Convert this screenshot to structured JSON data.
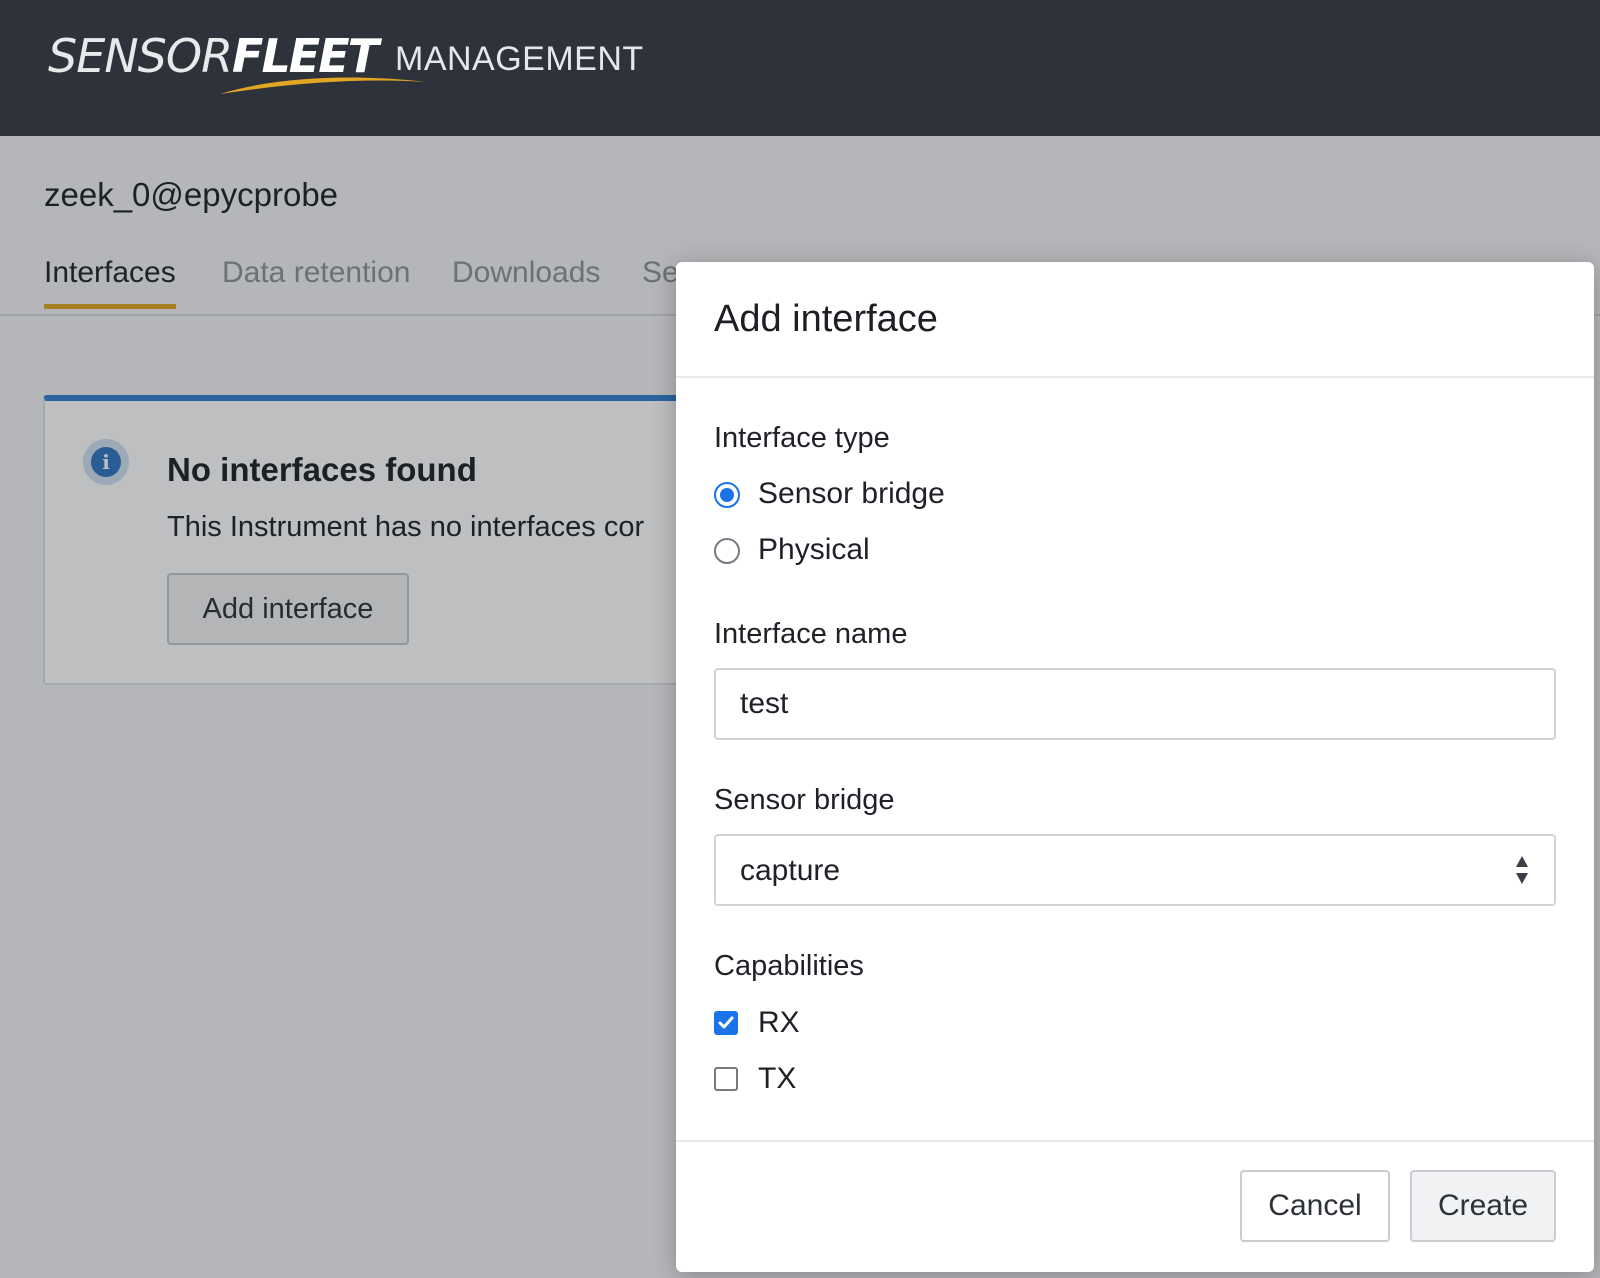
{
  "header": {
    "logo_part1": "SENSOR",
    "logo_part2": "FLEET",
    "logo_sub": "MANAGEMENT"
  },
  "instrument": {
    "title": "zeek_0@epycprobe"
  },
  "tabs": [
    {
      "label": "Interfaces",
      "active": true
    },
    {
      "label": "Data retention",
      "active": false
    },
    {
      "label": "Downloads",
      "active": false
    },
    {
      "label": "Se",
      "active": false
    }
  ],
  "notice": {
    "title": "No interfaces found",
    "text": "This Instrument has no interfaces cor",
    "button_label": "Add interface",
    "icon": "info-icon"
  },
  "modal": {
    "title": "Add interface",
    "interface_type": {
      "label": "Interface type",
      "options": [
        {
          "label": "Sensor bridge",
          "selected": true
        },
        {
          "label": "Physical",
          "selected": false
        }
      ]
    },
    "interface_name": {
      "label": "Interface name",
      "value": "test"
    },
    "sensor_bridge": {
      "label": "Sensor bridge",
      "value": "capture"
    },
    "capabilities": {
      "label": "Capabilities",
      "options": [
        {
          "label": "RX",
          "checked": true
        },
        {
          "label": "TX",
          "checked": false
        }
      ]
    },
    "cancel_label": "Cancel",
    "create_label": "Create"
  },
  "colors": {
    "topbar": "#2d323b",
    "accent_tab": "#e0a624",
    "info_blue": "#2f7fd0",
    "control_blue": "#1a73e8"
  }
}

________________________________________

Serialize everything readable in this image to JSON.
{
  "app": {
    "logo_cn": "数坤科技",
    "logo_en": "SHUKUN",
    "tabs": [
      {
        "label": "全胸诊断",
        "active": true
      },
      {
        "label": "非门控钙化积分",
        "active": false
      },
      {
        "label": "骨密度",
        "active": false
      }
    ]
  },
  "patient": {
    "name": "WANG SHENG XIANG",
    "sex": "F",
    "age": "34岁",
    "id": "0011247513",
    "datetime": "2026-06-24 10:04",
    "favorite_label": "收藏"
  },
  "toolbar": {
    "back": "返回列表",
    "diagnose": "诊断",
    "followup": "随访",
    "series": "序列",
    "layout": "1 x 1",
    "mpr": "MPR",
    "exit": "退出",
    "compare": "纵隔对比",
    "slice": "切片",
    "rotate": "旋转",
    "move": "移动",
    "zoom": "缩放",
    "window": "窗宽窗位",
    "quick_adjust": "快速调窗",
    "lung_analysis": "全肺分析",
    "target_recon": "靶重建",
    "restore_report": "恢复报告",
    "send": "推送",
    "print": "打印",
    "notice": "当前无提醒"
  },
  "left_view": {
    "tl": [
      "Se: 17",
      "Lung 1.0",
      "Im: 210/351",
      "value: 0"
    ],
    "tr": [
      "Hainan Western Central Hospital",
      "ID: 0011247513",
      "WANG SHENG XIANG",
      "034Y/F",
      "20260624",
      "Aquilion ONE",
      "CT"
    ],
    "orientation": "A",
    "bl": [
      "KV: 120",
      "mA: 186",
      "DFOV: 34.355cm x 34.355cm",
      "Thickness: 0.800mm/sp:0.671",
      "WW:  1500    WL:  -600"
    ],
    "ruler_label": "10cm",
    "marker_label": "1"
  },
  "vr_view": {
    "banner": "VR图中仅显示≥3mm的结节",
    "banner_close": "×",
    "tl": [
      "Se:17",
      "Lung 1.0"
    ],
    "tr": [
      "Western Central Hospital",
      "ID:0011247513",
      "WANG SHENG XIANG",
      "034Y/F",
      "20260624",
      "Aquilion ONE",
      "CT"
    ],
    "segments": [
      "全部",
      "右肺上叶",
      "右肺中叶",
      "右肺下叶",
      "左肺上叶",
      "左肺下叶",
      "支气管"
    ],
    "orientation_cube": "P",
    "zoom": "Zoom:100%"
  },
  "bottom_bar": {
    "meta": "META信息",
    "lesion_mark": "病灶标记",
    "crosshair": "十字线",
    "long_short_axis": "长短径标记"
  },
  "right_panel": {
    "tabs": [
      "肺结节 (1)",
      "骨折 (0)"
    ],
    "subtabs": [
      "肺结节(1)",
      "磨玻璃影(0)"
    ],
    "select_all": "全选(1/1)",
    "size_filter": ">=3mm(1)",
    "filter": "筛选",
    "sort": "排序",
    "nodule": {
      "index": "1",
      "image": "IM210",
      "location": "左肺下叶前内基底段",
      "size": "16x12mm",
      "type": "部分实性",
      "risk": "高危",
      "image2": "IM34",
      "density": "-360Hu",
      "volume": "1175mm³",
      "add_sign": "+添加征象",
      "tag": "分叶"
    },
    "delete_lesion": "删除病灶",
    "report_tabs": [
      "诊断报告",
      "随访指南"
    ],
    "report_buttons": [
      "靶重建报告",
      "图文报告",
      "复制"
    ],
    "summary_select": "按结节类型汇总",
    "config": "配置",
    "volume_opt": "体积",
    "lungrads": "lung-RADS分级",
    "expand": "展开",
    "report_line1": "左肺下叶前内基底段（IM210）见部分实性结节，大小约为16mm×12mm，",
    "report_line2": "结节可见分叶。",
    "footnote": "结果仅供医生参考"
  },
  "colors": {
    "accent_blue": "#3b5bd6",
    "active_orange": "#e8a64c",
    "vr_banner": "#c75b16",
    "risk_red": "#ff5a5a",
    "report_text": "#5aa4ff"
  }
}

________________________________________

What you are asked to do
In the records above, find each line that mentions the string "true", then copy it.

Task solution
      "active": true
          "selected": true
          "checked": true
        "active": true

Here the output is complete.